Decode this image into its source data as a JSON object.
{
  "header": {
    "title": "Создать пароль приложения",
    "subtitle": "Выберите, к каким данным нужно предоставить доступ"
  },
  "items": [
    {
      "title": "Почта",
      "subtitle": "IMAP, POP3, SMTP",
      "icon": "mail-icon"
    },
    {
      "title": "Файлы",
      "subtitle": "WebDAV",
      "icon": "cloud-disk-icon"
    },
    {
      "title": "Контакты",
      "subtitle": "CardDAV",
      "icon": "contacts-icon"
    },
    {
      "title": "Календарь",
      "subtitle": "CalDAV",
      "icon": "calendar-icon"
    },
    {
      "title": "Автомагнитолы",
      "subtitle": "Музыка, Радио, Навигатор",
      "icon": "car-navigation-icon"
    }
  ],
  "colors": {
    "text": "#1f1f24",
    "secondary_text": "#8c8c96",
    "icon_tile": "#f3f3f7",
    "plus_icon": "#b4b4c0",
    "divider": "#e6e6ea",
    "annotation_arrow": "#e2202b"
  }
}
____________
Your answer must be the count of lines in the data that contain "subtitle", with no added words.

6